■ **To do**:
Scan the records that follow, and whenever a line has the word "true", copy it.

(Dataset rows for apps and sites)
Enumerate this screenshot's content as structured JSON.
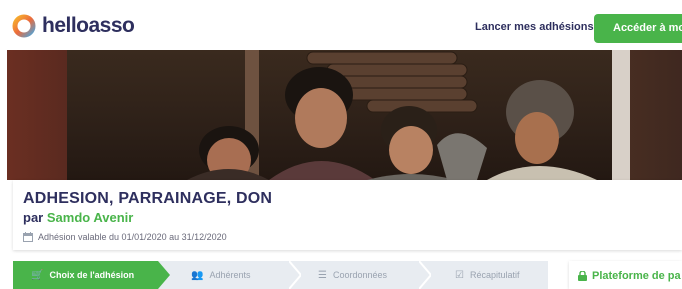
{
  "header": {
    "logo_text": "helloasso",
    "nav_link": "Lancer mes adhésions",
    "cta_label": "Accéder à mon c"
  },
  "campaign": {
    "title": "ADHESION, PARRAINAGE, DON",
    "by_prefix": "par",
    "organization": "Samdo Avenir",
    "validity": "Adhésion valable du 01/01/2020 au 31/12/2020"
  },
  "steps": [
    {
      "label": "Choix de l'adhésion",
      "icon": "cart-icon",
      "active": true
    },
    {
      "label": "Adhérents",
      "icon": "users-icon",
      "active": false
    },
    {
      "label": "Coordonnées",
      "icon": "list-icon",
      "active": false
    },
    {
      "label": "Récapitulatif",
      "icon": "check-square-icon",
      "active": false
    }
  ],
  "side_panel": {
    "title": "Plateforme de pa"
  },
  "colors": {
    "brand_green": "#49b44a",
    "brand_navy": "#2e2f5e",
    "step_bg": "#e8ecf1"
  }
}
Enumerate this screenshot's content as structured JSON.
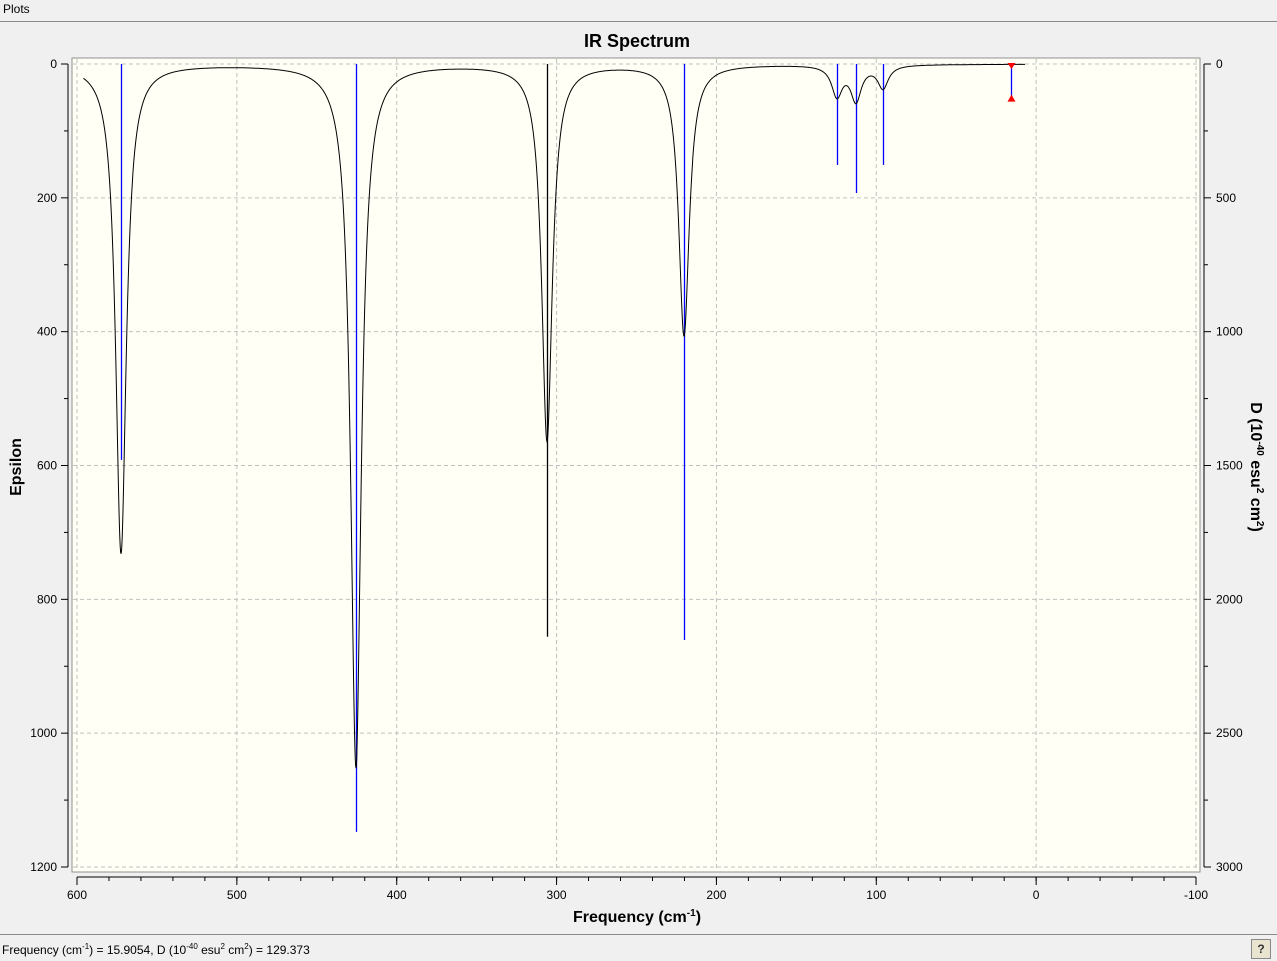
{
  "window": {
    "title": "Plots"
  },
  "status": {
    "prefix": "Frequency (cm",
    "freq_sup": "-1",
    "mid": ") = 15.9054, D (10",
    "d_sup": "-40",
    "mid2": " esu",
    "esu_sup": "2",
    "cm": " cm",
    "cm_sup": "2",
    "suffix": ") = 129.373"
  },
  "help_icon": "help-icon",
  "chart_data": {
    "type": "line",
    "title": "IR Spectrum",
    "xlabel": "Frequency (cm-1)",
    "xlabel_main": "Frequency (cm",
    "xlabel_sup": "-1",
    "ylabel": "Epsilon",
    "y2label_main": "D (10",
    "y2label_sup1": "-40",
    "y2label_mid": " esu",
    "y2label_sup2": "2",
    "y2label_cm": " cm",
    "y2label_sup3": "2",
    "xlim": [
      600,
      -100
    ],
    "ylim": [
      0,
      1200
    ],
    "y2lim": [
      0,
      3000
    ],
    "y_inverted": true,
    "grid": true,
    "x_ticks": [
      600,
      500,
      400,
      300,
      200,
      100,
      0,
      -100
    ],
    "y_ticks": [
      0,
      200,
      400,
      600,
      800,
      1000,
      1200
    ],
    "y2_ticks": [
      0,
      500,
      1000,
      1500,
      2000,
      2500,
      3000
    ],
    "curve_color": "#000000",
    "stick_color": "#0000ff",
    "marker_color": "#ff0000",
    "peaks": [
      {
        "freq": 572.5,
        "epsilon": 731,
        "D": 1479,
        "color": "#0000ff"
      },
      {
        "freq": 425.5,
        "epsilon": 1051,
        "D": 2869,
        "color": "#0000ff"
      },
      {
        "freq": 306.0,
        "epsilon": 562,
        "D": 2140,
        "color": "#000000"
      },
      {
        "freq": 220.3,
        "epsilon": 405,
        "D": 2152,
        "color": "#0000ff"
      },
      {
        "freq": 124.6,
        "epsilon": 45,
        "D": 377,
        "color": "#0000ff"
      },
      {
        "freq": 112.7,
        "epsilon": 52,
        "D": 482,
        "color": "#0000ff"
      },
      {
        "freq": 95.8,
        "epsilon": 34,
        "D": 377,
        "color": "#0000ff"
      }
    ],
    "selected_peak": {
      "freq": 15.9054,
      "D": 129.373
    },
    "curve_range": [
      596,
      7
    ]
  }
}
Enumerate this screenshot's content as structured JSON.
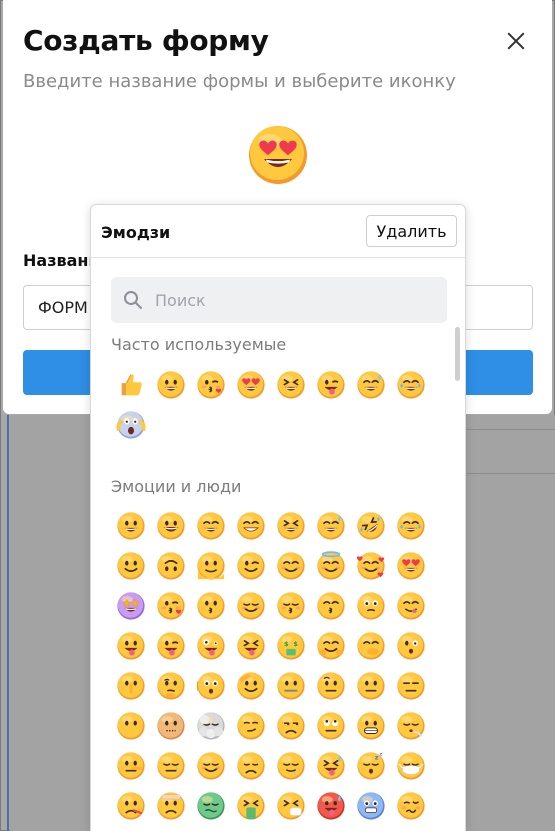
{
  "modal": {
    "title": "Создать форму",
    "subtitle": "Введите название формы и выберите иконку",
    "name_label": "Названи",
    "name_value": "ФОРМ",
    "selected_icon": "heart-eyes"
  },
  "picker": {
    "title": "Эмодзи",
    "delete_label": "Удалить",
    "search_placeholder": "Поиск",
    "sections": [
      {
        "title": "Часто используемые",
        "items": [
          "thumbs-up",
          "grin",
          "kiss-heart",
          "heart-eyes",
          "squint-laugh",
          "wink-tongue",
          "sweat-smile",
          "tears-joy",
          "scream"
        ]
      },
      {
        "title": "Эмоции и люди",
        "items": [
          "grin",
          "grin-big",
          "smile-eyes",
          "beam",
          "squint-laugh",
          "sweat-smile",
          "rofl",
          "tears-joy",
          "slight-smile",
          "upside-down",
          "melting",
          "wink",
          "blush",
          "halo",
          "hearts-face",
          "heart-eyes",
          "star-struck",
          "kiss-heart",
          "kissing",
          "relaxed",
          "kiss-closed",
          "kiss-smile",
          "holding-tears",
          "yum",
          "tongue",
          "wink-tongue",
          "zany",
          "squint-tongue",
          "money-mouth",
          "hug",
          "hand-mouth",
          "peek",
          "shush",
          "thinking",
          "shaking",
          "salute",
          "zipper",
          "raised-brow",
          "neutral",
          "expressionless",
          "no-mouth",
          "dotted-face",
          "clouds-face",
          "smirk",
          "unamused",
          "eye-roll",
          "grimace",
          "exhale",
          "lying",
          "sleepy",
          "relieved",
          "pensive",
          "drool",
          "tongue-sweat",
          "sleeping",
          "mask",
          "thermometer",
          "bandage",
          "nauseated",
          "vomit",
          "sneeze",
          "hot-face",
          "cold-face",
          "woozy"
        ]
      }
    ]
  },
  "colors": {
    "primary": "#2f8ee5",
    "face": "#ffc83d",
    "face_dark": "#f29a2e"
  }
}
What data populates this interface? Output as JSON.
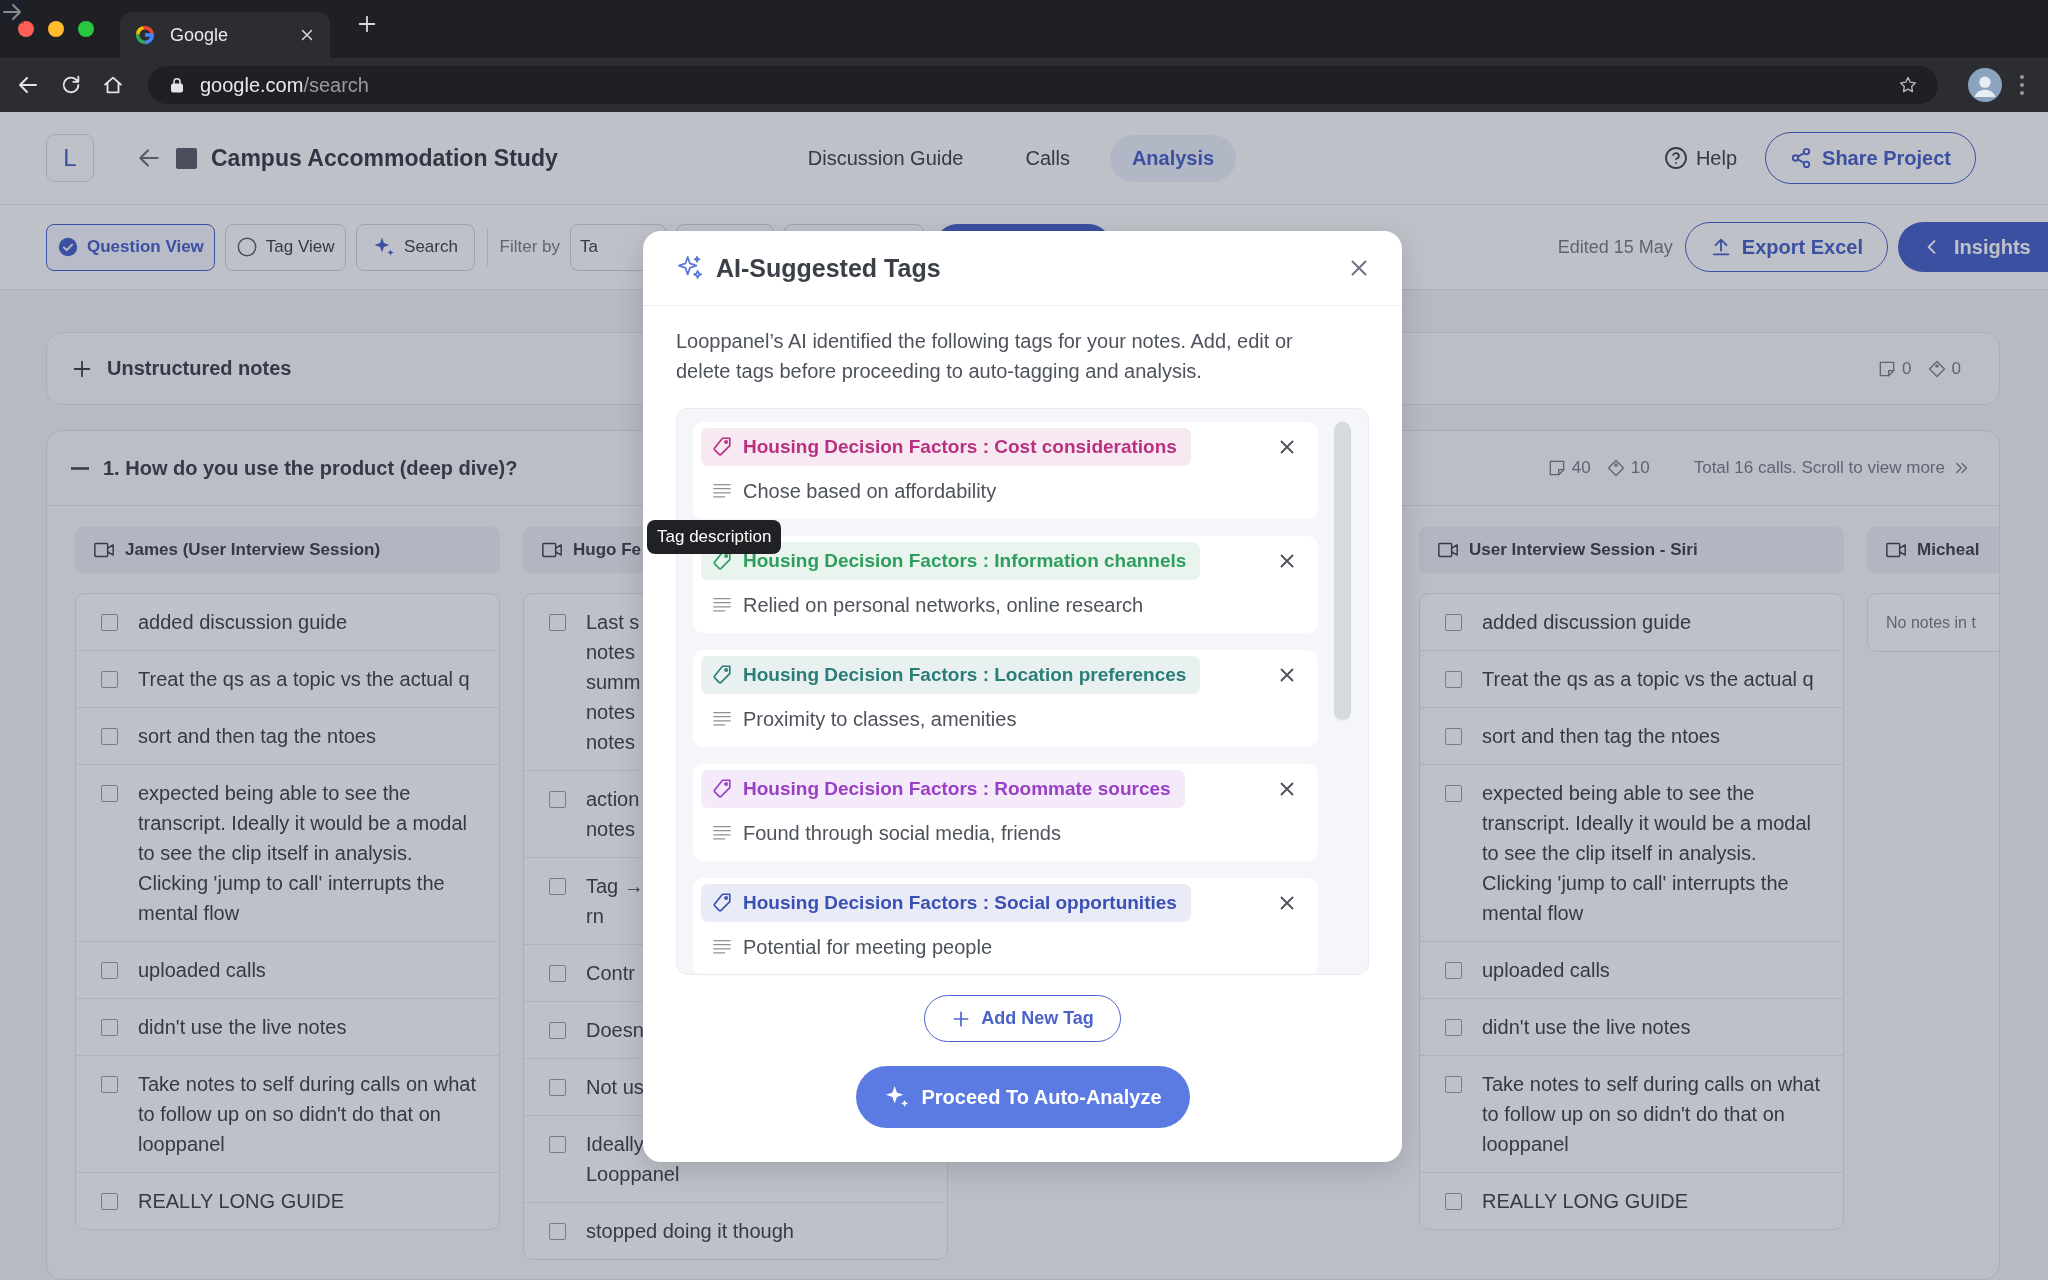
{
  "browser": {
    "tab_title": "Google",
    "url_domain": "google.com",
    "url_path": "/search"
  },
  "header": {
    "logo": "L",
    "title": "Campus Accommodation Study",
    "nav": [
      {
        "label": "Discussion Guide",
        "selected": false
      },
      {
        "label": "Calls",
        "selected": false
      },
      {
        "label": "Analysis",
        "selected": true
      }
    ],
    "help": "Help",
    "share": "Share Project"
  },
  "toolbar": {
    "views": [
      {
        "label": "Question View",
        "selected": true
      },
      {
        "label": "Tag View",
        "selected": false
      }
    ],
    "search": "Search",
    "filter_label": "Filter by",
    "filters": [
      {
        "kind": "text",
        "label": "Ta"
      },
      {
        "kind": "blank"
      },
      {
        "kind": "blank"
      },
      {
        "kind": "primary"
      }
    ],
    "edited": "Edited 15 May",
    "export": "Export Excel",
    "insights": "Insights"
  },
  "unstructured": {
    "title": "Unstructured notes",
    "expanded": false,
    "notes_count": "0",
    "tags_count": "0"
  },
  "question": {
    "title": "1. How do you use the product (deep dive)?",
    "expanded": true,
    "notes_count": "40",
    "tags_count": "10",
    "total": "Total 16 calls. Scroll to view more"
  },
  "calls": [
    {
      "name": "James (User Interview Session)",
      "notes": [
        {
          "text": "added discussion guide",
          "checked": false
        },
        {
          "text": "Treat the qs as a topic vs the actual q",
          "checked": false
        },
        {
          "text": "sort and then tag the ntoes",
          "checked": false
        },
        {
          "text": "expected being able to see the transcript. Ideally it would be a modal to see the clip itself in analysis. Clicking 'jump to call' interrupts the mental flow",
          "checked": false
        },
        {
          "text": "uploaded calls",
          "checked": false
        },
        {
          "text": "didn't use the live notes",
          "checked": false
        },
        {
          "text": "Take notes to self during calls on what to follow up on so didn't do that on looppanel",
          "checked": false
        },
        {
          "text": "REALLY LONG GUIDE",
          "checked": false
        }
      ]
    },
    {
      "name": "Hugo Fe",
      "notes": [
        {
          "text": "Last s\nnotes\nsumm\nnotes\nnotes",
          "checked": false
        },
        {
          "text": "action\nnotes",
          "checked": false
        },
        {
          "text": "Tag →\nrn",
          "checked": false
        },
        {
          "text": "Contr",
          "checked": false
        },
        {
          "text": "Doesn",
          "checked": false
        },
        {
          "text": "Not us",
          "checked": false
        },
        {
          "text": "Ideally\nLooppanel",
          "checked": false
        },
        {
          "text": "stopped doing it though",
          "checked": false
        }
      ]
    },
    {
      "name": "User Interview Session - Siri",
      "notes": [
        {
          "text": "added discussion guide",
          "checked": false
        },
        {
          "text": "Treat the qs as a topic vs the actual q",
          "checked": false
        },
        {
          "text": "sort and then tag the ntoes",
          "checked": false
        },
        {
          "text": "expected being able to see the transcript. Ideally it would be a modal to see the clip itself in analysis. Clicking 'jump to call' interrupts the mental flow",
          "checked": false
        },
        {
          "text": "uploaded calls",
          "checked": false
        },
        {
          "text": "didn't use the live notes",
          "checked": false
        },
        {
          "text": "Take notes to self during calls on what to follow up on so didn't do that on looppanel",
          "checked": false
        },
        {
          "text": "REALLY LONG GUIDE",
          "checked": false
        }
      ]
    },
    {
      "name": "Micheal",
      "empty_text": "No notes in t"
    }
  ],
  "modal": {
    "title": "AI-Suggested Tags",
    "description": "Looppanel’s AI identified the following tags for your notes. Add, edit or delete tags before proceeding to auto-tagging and analysis.",
    "tags": [
      {
        "name": "Housing Decision Factors : Cost considerations",
        "description": "Chose based on affordability",
        "color": "#b8307f"
      },
      {
        "name": "Housing Decision Factors : Information channels",
        "description": "Relied on personal networks, online research",
        "color": "#2e9e5e"
      },
      {
        "name": "Housing Decision Factors : Location preferences",
        "description": "Proximity to classes, amenities",
        "color": "#2a7d78"
      },
      {
        "name": "Housing Decision Factors : Roommate sources",
        "description": "Found through social media, friends",
        "color": "#9a3fc6"
      },
      {
        "name": "Housing Decision Factors : Social opportunities",
        "description": "Potential for meeting people",
        "color": "#3b50b5"
      }
    ],
    "add_button": "Add New Tag",
    "proceed_button": "Proceed To Auto-Analyze",
    "tooltip": "Tag description"
  }
}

■ **Output of the task**:
      "active": true
    "y_inverted": true,
    "grid": true,
        "selected": true
        "selected": true
    "expanded": true,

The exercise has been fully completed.